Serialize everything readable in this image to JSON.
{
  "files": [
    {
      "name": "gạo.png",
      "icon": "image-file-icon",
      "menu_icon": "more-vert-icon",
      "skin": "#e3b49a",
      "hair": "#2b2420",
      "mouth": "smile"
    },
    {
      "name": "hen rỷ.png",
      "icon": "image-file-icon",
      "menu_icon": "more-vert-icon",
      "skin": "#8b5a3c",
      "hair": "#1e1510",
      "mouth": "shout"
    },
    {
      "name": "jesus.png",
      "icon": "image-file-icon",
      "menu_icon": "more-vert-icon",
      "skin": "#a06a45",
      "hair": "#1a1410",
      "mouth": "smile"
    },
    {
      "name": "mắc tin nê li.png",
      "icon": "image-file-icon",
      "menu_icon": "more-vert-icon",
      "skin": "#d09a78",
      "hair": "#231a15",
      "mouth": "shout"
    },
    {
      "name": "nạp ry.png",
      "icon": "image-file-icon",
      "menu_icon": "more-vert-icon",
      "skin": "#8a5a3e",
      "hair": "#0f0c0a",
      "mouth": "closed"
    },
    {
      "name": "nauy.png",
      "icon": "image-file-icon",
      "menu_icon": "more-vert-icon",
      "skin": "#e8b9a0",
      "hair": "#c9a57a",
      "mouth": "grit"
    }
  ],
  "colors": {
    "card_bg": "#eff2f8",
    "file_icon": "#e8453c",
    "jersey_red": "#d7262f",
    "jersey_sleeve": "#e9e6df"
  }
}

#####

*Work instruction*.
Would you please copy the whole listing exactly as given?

*Response for this exercise*.
Serialize everything readable in this image to JSON.
{
  "files": [
    {
      "name": "gạo.png",
      "icon": "image-file-icon",
      "menu_icon": "more-vert-icon",
      "skin": "#e3b49a",
      "hair": "#2b2420",
      "mouth": "smile"
    },
    {
      "name": "hen rỷ.png",
      "icon": "image-file-icon",
      "menu_icon": "more-vert-icon",
      "skin": "#8b5a3c",
      "hair": "#1e1510",
      "mouth": "shout"
    },
    {
      "name": "jesus.png",
      "icon": "image-file-icon",
      "menu_icon": "more-vert-icon",
      "skin": "#a06a45",
      "hair": "#1a1410",
      "mouth": "smile"
    },
    {
      "name": "mắc tin nê li.png",
      "icon": "image-file-icon",
      "menu_icon": "more-vert-icon",
      "skin": "#d09a78",
      "hair": "#231a15",
      "mouth": "shout"
    },
    {
      "name": "nạp ry.png",
      "icon": "image-file-icon",
      "menu_icon": "more-vert-icon",
      "skin": "#8a5a3e",
      "hair": "#0f0c0a",
      "mouth": "closed"
    },
    {
      "name": "nauy.png",
      "icon": "image-file-icon",
      "menu_icon": "more-vert-icon",
      "skin": "#e8b9a0",
      "hair": "#c9a57a",
      "mouth": "grit"
    }
  ],
  "colors": {
    "card_bg": "#eff2f8",
    "file_icon": "#e8453c",
    "jersey_red": "#d7262f",
    "jersey_sleeve": "#e9e6df"
  }
}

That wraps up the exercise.